### What the exercise asks
For the entries below, report every line that includes the word "Does".
--- Supplied material Enclosed Below ---
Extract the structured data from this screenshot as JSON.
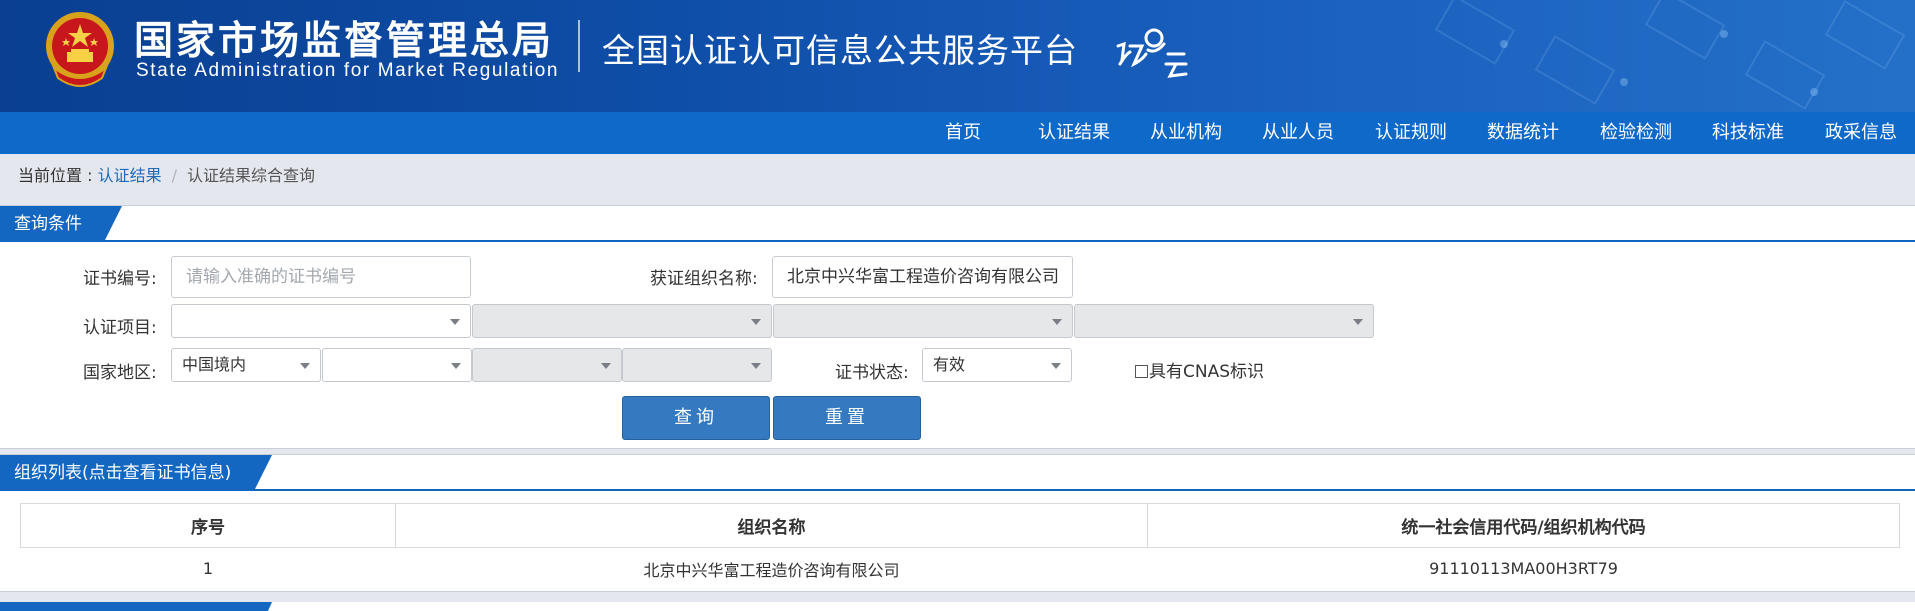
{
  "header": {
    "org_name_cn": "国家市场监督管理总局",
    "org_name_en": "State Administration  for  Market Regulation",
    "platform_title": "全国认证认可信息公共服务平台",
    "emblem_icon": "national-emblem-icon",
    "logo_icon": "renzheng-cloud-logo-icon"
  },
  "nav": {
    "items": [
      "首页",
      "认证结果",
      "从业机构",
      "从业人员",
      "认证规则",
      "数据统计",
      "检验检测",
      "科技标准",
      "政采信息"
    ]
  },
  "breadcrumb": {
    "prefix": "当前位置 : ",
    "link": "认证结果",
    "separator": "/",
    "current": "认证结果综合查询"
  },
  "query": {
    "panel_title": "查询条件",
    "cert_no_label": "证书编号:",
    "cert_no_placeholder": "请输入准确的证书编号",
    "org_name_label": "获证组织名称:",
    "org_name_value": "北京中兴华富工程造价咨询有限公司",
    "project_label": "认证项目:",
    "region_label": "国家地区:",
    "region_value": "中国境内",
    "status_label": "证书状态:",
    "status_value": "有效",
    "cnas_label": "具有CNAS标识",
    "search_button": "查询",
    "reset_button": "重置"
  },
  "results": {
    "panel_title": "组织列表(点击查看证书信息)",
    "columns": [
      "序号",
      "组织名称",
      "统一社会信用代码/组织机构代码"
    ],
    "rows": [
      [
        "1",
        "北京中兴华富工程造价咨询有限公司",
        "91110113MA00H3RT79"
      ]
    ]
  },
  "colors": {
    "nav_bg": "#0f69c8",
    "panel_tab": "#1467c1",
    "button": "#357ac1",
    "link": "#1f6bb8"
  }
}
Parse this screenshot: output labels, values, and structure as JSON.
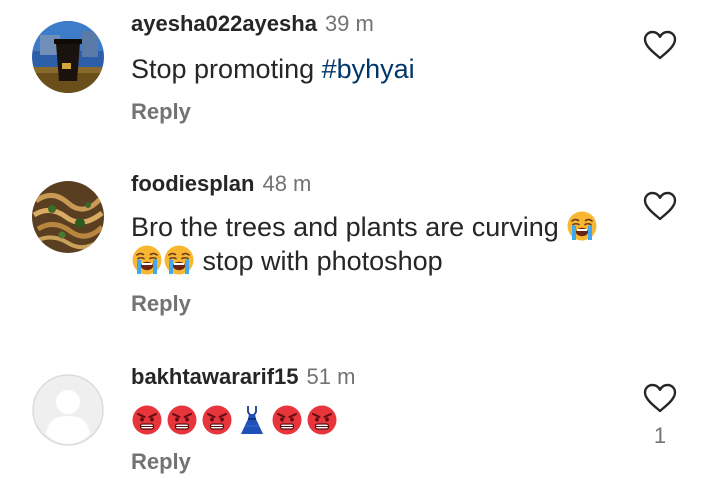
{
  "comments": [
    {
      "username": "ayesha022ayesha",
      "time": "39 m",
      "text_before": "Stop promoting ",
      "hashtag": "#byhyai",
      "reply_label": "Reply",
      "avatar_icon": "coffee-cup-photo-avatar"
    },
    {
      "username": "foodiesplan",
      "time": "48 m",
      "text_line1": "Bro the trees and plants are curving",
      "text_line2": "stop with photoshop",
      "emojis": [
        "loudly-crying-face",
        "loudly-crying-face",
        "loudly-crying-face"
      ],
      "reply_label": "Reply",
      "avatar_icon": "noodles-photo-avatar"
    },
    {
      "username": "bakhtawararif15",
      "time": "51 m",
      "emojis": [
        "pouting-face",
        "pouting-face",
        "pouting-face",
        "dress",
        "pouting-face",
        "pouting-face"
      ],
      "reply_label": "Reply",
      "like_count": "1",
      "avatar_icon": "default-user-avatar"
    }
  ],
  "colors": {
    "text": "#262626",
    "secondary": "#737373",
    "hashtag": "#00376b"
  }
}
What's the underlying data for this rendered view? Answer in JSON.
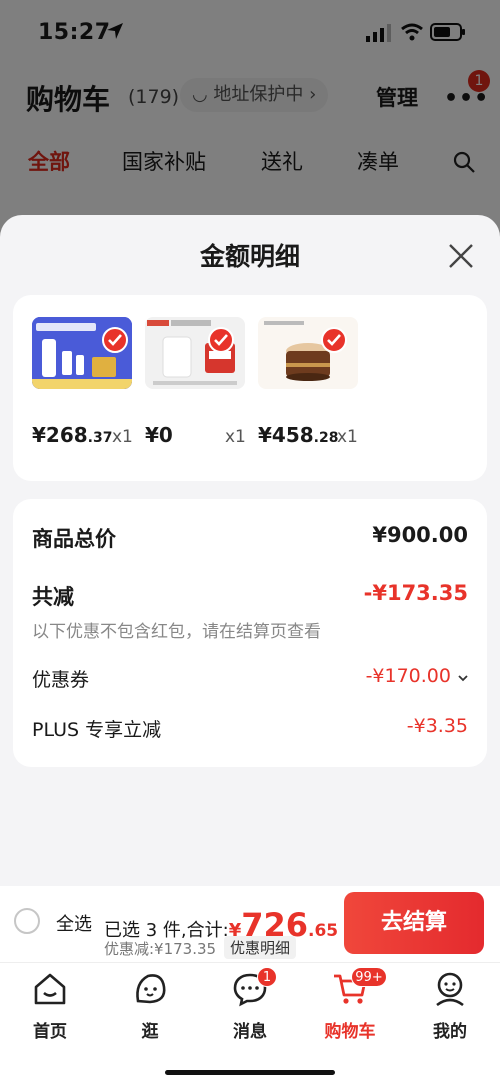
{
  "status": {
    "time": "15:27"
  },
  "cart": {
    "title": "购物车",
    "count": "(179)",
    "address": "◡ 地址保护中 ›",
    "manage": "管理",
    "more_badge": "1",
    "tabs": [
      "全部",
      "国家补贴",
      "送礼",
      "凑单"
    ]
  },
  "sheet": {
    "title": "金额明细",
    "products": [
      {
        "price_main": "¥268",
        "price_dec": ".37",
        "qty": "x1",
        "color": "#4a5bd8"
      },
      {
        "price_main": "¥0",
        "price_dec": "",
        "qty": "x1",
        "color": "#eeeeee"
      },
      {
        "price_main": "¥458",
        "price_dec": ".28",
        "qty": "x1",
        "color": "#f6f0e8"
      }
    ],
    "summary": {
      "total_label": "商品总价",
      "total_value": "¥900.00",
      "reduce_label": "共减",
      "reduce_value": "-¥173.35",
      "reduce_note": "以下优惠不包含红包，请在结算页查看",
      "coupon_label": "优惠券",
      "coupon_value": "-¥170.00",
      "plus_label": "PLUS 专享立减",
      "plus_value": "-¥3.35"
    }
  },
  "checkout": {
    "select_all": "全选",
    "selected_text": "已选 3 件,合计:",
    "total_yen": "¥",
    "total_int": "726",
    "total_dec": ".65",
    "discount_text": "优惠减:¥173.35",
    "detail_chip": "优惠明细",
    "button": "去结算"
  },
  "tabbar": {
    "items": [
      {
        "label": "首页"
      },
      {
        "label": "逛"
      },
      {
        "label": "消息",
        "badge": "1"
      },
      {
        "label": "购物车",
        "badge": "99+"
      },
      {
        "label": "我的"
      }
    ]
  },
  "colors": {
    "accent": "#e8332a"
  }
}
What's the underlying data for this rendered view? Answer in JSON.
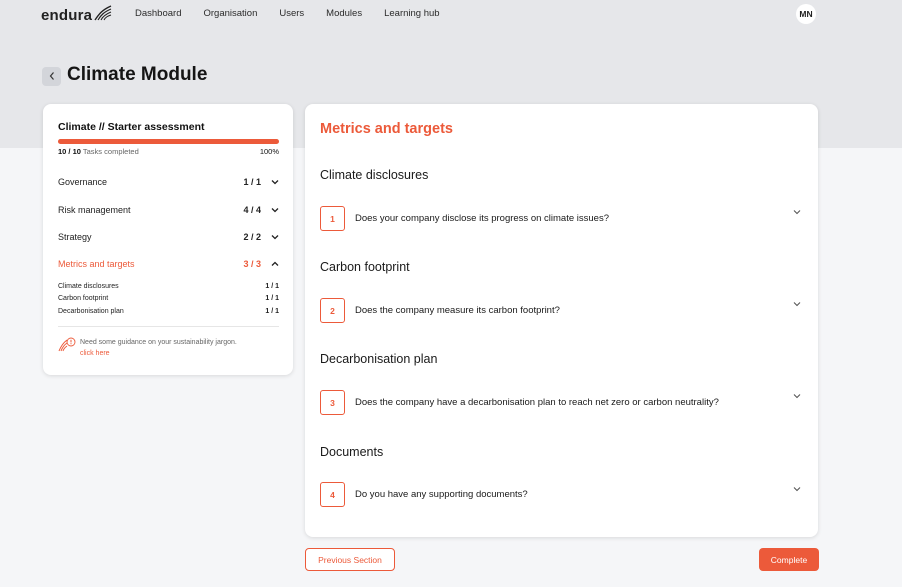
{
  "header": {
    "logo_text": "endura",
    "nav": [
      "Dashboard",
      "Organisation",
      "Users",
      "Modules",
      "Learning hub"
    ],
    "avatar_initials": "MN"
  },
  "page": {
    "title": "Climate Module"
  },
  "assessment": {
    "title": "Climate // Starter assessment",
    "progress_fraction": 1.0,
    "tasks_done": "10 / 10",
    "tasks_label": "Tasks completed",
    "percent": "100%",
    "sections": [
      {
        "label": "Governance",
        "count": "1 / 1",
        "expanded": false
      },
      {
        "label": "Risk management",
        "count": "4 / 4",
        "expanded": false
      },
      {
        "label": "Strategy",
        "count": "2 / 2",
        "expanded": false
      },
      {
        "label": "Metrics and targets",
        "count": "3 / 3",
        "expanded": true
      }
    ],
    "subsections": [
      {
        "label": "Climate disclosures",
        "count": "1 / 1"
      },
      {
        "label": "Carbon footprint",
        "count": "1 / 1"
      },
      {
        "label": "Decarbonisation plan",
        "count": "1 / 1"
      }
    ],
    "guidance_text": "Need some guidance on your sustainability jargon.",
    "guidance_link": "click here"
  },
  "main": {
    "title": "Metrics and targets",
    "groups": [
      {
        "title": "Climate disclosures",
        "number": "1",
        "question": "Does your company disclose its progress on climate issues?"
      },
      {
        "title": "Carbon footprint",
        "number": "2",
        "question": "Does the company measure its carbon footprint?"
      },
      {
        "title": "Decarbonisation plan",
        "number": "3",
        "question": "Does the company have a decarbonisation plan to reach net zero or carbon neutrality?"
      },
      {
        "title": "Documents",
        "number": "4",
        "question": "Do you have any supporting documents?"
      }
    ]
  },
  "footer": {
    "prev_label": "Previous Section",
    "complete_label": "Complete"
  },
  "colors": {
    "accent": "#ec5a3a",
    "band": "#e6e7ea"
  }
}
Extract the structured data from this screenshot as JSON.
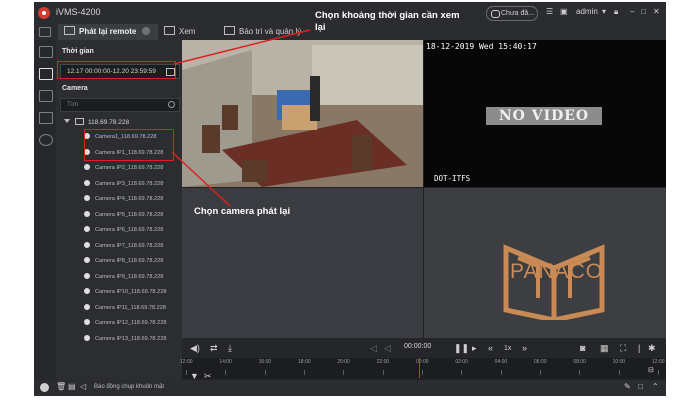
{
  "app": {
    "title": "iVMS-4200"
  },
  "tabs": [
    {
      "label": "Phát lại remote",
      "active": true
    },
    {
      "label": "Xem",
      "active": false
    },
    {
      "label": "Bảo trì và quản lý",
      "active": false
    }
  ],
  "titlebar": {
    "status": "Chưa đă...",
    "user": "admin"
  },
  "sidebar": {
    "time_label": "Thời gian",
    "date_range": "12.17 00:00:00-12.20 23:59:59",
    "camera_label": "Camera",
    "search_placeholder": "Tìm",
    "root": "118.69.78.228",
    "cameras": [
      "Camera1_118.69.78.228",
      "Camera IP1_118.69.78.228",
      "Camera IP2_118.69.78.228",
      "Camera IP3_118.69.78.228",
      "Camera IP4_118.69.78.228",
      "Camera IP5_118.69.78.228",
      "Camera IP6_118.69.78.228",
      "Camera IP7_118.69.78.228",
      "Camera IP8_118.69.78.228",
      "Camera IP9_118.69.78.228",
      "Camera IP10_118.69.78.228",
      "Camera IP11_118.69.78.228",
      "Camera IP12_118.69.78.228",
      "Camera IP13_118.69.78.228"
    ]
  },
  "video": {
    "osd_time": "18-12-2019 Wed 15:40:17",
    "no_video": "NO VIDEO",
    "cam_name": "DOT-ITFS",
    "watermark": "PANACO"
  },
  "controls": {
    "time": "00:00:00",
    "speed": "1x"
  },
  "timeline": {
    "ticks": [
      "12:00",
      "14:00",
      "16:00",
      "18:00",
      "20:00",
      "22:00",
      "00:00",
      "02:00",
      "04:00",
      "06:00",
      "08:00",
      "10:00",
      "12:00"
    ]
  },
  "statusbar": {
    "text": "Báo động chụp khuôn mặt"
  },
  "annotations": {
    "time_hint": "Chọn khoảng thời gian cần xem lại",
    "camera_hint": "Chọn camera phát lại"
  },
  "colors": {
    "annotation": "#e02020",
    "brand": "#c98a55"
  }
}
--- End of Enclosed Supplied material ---
### Solution for this exercise
        "question": "Does your company disclose its progress on climate issues?"
        "question": "Does the company measure its carbon footprint?"
        "question": "Does the company have a decarbonisation plan to reach net zero or carbon neutrality?"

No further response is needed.